When first reading the description of The Crossing, it sounded intriguing. Years ago, at a railroad crossing, a gun-wielding man got on a bus coming back from a high school football game. He shot one of the players in the arm and killed the young cheerleading coach. Many years later, the assistant DA husband of one of the girls who was on the bus, along with the football player--who has now become a police officer--reopen the case to try to get to the bottom of things. The premise sounded good...what I didn't notice was the last bit of the description: "As the Campbells and Casio teeter on the bring of losing everything, will they be able to discover that what begins at the crossing ends at the cross?"
Yes, I had somehow gotten myself involved with contemporary Christian literature by mistake. "Well," I figured, "too late to do anything about this now. Might as well read the book. The premise is still fairly interesting." As it turns out, this was not a bad book at all. It was just not a good book for me.
The characters are all right, though it's a little tough when the introduction to one of the protagonists (Casio, the former-football-player-turned-cop) begins with him raping and beating the crap out of his girlfriend.

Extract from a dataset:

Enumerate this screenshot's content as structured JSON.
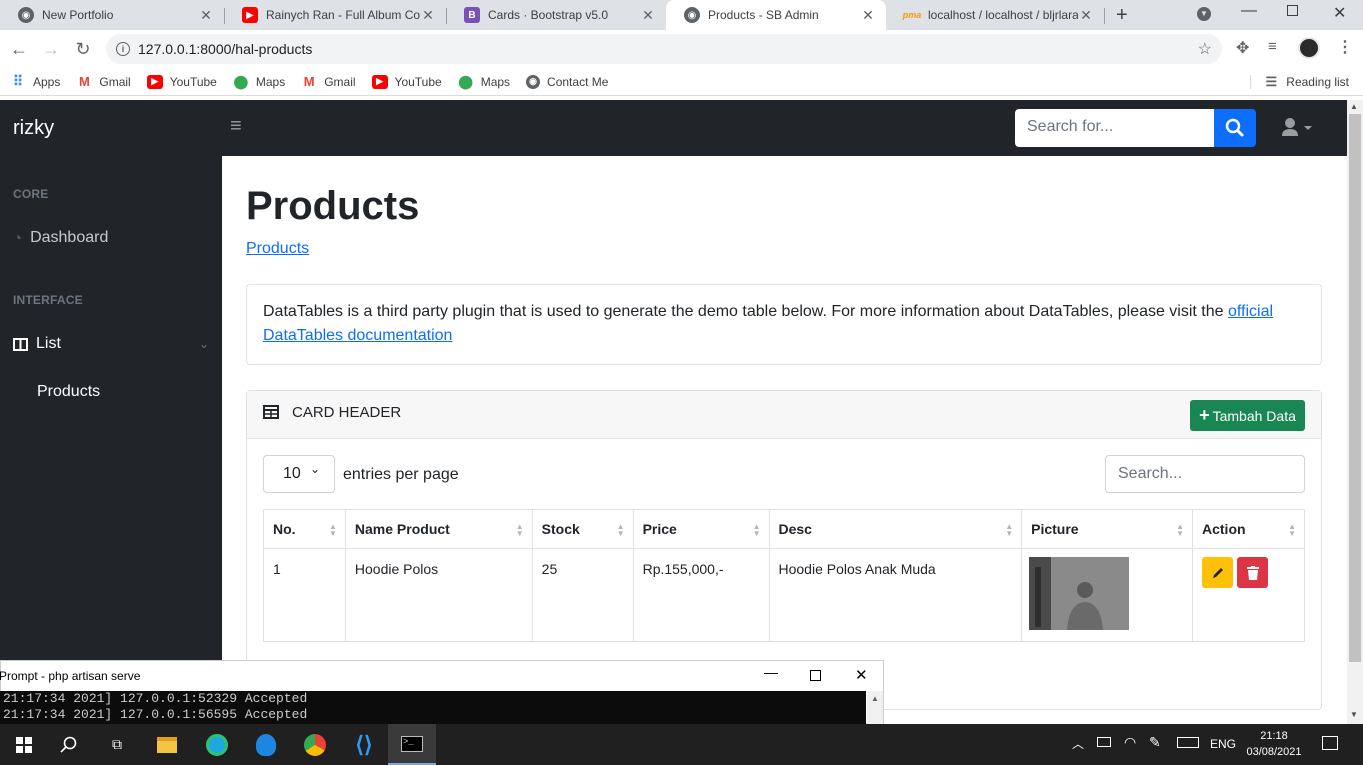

Apparently, his experiences back on the bus have led to a life of untamed rage (though I found myself wondering if perhaps some of his rage was due to having been named after a cheap brand of plastic keyboard). Claudia, the other main character, is also a wreck--the teacher killed had been her best friend, and she knows some secrets about the possible motive. Her husband Vic, the assistant DA, opens the case to try and bring Claudia peace, but finds that his help is just making everything worse. Luckily, he is understanding of her issues, because he is almost too perfect to be true. Narration is also provided by BJ, the teacher who died. The shifting perspectives actually work pretty well, and provide a variety of ways to look at the story.
The story itself is all right, though there are many diversions from the heart of the mystery, instead focusing on Claudia's relationships with Vic and God, and also on Casio's relationship with his girlfriend Hannah. I often found myself bored with Claudia and her philosophical and theological tangents. The author tried to bring in some other issues, including her relationship with her pastor father and critical mother, but I found those mostly distracting. Another problem was that the stakes for the characters never got very high. The plot plodded along as Vic and Casio investigate the old case, but really no one is ever in danger, and aside from possible closure, there is no real drive to solve this murder. The only real shock in the whole novel doesn't even have anything to do with the murder. Personally, I didn't find "Will Claudia be able to reconnect with her husband AND God?" to be a particularly pressing motivation to keep reading.
As I said, I am sure there are people who would enjoy this book. It is well-written, and the characters were for the most part reasonably realistic and interesting. However, my lack of interest in the Christian aspect of the story served as a major turn off for me.